December never looks like the end of anything to me. Summer does. Not only for all of the stuff that gets emphatically put on hold -- school, serious movies, professional accountability -- but also because summer is the season we are terminally in the habit of measuring by how close it is to being over -- or maybe this is only another sneaky symptom of growing old. Gosh, these days race by. Even with all of the extra hours of sunlight, and the places and people and fun, fun, fun we cram into them, I catch myself sometimes becoming nostalgic about things before they've even happened.

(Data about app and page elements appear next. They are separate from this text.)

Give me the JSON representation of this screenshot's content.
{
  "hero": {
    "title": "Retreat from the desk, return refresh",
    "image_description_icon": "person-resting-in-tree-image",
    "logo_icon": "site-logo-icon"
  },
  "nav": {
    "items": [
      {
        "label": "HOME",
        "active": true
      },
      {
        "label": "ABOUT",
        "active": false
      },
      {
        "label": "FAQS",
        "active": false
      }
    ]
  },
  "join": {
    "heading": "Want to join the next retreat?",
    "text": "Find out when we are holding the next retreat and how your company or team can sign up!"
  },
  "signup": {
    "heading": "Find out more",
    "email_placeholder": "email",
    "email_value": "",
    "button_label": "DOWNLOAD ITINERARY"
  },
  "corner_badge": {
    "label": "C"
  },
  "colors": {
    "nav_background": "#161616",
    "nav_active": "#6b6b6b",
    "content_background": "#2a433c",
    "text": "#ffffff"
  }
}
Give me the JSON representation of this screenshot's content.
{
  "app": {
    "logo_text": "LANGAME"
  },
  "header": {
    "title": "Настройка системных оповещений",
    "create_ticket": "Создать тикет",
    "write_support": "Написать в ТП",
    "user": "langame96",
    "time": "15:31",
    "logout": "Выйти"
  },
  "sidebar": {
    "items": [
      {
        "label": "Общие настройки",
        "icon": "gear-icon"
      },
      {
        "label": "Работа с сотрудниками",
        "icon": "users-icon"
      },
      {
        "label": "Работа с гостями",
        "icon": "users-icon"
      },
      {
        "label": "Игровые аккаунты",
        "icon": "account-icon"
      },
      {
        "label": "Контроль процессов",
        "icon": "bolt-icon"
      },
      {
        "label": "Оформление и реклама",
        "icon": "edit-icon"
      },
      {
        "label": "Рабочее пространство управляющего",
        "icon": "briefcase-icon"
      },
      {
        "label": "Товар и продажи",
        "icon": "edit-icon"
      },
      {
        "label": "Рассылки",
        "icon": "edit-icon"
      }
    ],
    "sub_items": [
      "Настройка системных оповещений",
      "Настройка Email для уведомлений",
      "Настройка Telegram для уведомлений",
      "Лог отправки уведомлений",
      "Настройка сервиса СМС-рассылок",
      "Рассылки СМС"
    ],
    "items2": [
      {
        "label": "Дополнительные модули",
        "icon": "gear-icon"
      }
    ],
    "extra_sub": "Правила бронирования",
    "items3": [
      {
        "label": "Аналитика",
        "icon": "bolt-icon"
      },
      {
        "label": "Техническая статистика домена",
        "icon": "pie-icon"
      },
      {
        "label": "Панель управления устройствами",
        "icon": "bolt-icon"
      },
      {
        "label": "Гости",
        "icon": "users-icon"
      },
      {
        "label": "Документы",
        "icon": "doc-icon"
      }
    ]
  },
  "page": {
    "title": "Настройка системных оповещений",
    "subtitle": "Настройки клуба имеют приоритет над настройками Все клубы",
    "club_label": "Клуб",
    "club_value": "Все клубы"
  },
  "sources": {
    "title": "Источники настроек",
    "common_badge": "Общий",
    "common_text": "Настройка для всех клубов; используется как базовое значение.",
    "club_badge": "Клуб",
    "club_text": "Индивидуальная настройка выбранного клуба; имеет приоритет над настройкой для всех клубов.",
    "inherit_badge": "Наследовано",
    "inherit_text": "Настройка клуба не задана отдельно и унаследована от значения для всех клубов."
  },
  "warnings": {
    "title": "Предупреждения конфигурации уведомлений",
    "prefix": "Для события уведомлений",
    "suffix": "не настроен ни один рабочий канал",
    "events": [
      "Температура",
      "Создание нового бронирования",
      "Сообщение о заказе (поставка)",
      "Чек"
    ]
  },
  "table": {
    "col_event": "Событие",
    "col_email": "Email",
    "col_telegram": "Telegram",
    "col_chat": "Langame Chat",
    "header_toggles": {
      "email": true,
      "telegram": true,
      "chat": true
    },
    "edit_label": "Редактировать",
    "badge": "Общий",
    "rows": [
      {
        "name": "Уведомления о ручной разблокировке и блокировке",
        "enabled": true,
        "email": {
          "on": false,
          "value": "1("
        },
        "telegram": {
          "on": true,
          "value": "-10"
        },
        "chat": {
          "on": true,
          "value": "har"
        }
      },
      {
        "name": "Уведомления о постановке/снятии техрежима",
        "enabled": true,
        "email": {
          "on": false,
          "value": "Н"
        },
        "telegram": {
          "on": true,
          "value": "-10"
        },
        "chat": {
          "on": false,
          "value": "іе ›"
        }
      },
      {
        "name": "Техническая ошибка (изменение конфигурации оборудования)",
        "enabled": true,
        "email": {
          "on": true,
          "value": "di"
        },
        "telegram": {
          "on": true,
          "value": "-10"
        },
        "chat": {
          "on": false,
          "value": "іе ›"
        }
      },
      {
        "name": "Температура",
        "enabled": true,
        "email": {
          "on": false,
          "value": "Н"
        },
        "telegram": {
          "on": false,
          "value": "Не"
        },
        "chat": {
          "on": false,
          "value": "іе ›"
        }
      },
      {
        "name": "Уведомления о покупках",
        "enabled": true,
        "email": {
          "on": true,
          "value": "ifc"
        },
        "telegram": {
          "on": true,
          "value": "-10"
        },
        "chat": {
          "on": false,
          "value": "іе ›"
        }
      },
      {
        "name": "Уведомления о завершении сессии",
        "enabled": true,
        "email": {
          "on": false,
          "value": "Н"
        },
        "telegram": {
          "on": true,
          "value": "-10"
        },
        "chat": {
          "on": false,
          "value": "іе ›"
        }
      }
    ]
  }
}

Then all of a sudden, September: everyone reporting back to their respective narrative arcs, with stories to sell, and reinventions, the parts that do not get laughs, or turn heads, or grow legends often every bit as transformational in the end, even if it is we who must remember them to ourselves. The pocketful of keepsakes -- the pebble, the feather, the nut -- we somewhere misplaced, the forest, the lakeside, the river we forgot to catch on film. The lady in the muumuu, something called piccalilli on the shelves at a roadside store. The crawdad just sleeping -- not pinching or waving its terrifying claws, -- the minnows careening between our legs. The swimming lesson that didn't result in our drowning or becoming an Olympian. The dead sparrow we buried behind the hedges. Relatives we've never met, or will never see again. A sunset lingering so long we can hardly put our finger on its beginning, and never quite believe the voices calling us in when it is done.
All the time in the world, but no time to lose.
Here are ten stories of summer.